The annual shows forced to find new places, close after losing the space of the event center | News
Kokomo is on the verge of losing its biggest event space next year, ending some of the city’s biggest shows and conventions that have drawn tens of thousands of visitors to the county.
The Kokomo Event and Conference Center announced on Facebook in October that it would no longer be hosting large events starting in January. Instead, the 40,000 square foot facility will be used as commercial space.
The building currently houses the SoreMouth Tackle outdoor and sporting goods store; The Outlet Kokomo, a mattress and furniture store; and Simply Tasty, which sells jam, toffees and other foods.
Post manager Tricia Frazier called the move “bittersweet” after her father, Vernon Graves, who owned the business with her and her brother, passed away in January.
“I want to start by saying ‘Thank you Kokomo’ for supporting our local family business,” she wrote in the post. “My family and I have invested a lot of time and energy here to make every event a success over the past 5 1/2 years.”
Frazier said his family has brought new events to Kokomo, as well as revived some older events, and wished all of the older events that praised the facility success as they try to find new event space.
These long-running events that are now looking for new venues or canceling their shows include the Kokomo Gun and Knife Show, Colosseum Combat, the Wild Indiana Outdoor Expo, and Shipshewana On The Road.
KokomoCon had also rented the facility for the past 12 years. Event host Shawn Hilton said it was a blow when he learned earlier this year that they would have to find a new space.
“It was a disappointment,” he said. “We had such a great relationship there, and the facility itself was absolutely perfect for what we’re doing. There is nothing as big as this, which is as central as this, and also covers the chairs, the tables, the nine meters.

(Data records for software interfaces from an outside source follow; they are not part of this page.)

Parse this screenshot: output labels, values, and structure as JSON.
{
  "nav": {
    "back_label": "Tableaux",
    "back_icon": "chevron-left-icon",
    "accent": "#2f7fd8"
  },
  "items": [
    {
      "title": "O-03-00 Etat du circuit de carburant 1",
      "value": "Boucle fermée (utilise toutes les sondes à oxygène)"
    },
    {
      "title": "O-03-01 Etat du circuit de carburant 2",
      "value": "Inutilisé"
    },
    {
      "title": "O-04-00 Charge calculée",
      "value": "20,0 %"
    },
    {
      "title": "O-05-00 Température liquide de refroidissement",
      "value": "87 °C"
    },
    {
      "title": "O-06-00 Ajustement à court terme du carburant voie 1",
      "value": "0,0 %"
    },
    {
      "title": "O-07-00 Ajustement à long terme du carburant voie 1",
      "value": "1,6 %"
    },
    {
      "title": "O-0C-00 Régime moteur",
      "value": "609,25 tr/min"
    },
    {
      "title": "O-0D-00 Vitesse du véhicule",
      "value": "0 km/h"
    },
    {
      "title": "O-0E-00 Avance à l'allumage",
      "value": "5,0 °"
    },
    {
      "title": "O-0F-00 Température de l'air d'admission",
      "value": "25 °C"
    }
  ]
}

Now the local comic book convention that is said to draw up to 1,500 out-of-town visitors each year is drastically downsizing. Hilton said they were renting the 2,000-square-foot space at the Baymont Inn and Suites in March to host a much smaller event.
“Personally, I really wish they had kept it,” he said of the Kokomo Event Center. “I would have continued to hold conventions there until my death. But for them I can see it’s a lot of work, a lot of money and a lot of time and a lot of headache. So no hard feelings.
However, Hilton said, he’s sure the city is poised to feel the economic impact and see a drop in local innkeeper tax revenue after losing the only facility large enough to host major events in Kokomo.
Sherry Matlock, director of the Grand Kokomo Visitors Bureau, said the loss of the event facility “will definitely have an impact on the community.”
She said the office had previously worked with an organizer of a large annual event to find other locations.
“The Greater Kokomo Visitors Bureau is happy to assist event and meeting planners with alternative options, as we regularly assist those looking to find venues in the Kokomo area to host trade shows, events, meetings, etc., ”Matlock said in an email.
But alternative venues that can host major events are scarce in the county. Hilton said the only place he knows about is some of the buildings at the Howard County Fairgrounds in Greentown.
This has led some organizers to consider the completion of the long-awaited downtown hotel and conference center to bring their events back to the city.
The original developer of the project, Dora Hotel Company, is back at the table after the project has gone through two other developers. More recently, the pandemic has thrown obstacles in the development of the project, which was first announced in 2018.
Howard County Commissioner Paul Wyman said officials are in talks with the preferred developer on the project, but no details are available on the schedule for the start of work.
However, with the news regarding the Kokomo Event and Conference Center, officials have new motivation to keep pushing the project forward, he said.
“Anytime you see something like that happen, it makes you pause,” Wyman said. “But it also forces us to focus on continuing to do things in our community to attract people, and this hotel and conference center is at the top of that list.”
Even when the project is finished, it still won’t be as big as the event center.
Matlock said the proposed downtown conference center measures around 13,000 square feet, but that could be changed. This number includes both a main ballroom and an additional meeting room in several smaller rooms.
According to a READI state grant proposal submitted by the city and county, the conference center could measure up to 44,000 square feet, but that includes housing for the Kokomo Automobile Museum.
Wyman said he believes the downtown convention center will be able to host most of the events that have been held at the Kokomo Event Center, while also attracting new ones that require a hotel to be near or attached to the conference space.
But until it opens, major events that have given the city an economic boost will have to wait or leave Kokomo.
In addition to losing events, the city and county will no longer be able to use the facility for vaccination or testing clinics during the pandemic. It will also no longer serve as a temporary triage point during natural disasters, as it did during the 2016 tornado.
Wyman said the facility would be removed from the county’s disaster plan, but other locations already listed in the plan would be sufficient to meet all disaster needs.
The building was owned by the Howard County Automotive Heritage Museum & Civic Center until 2011, when it was transferred to the Howard County Council of Commissioners. They in turn ceded it to Ivy Tech Kokomo.
In 2016, Kokomoecc LLC, operated by Vernon Graves, Vernon Jr. and Tricia Graves Frazier, purchased the facility from Ivy Tech.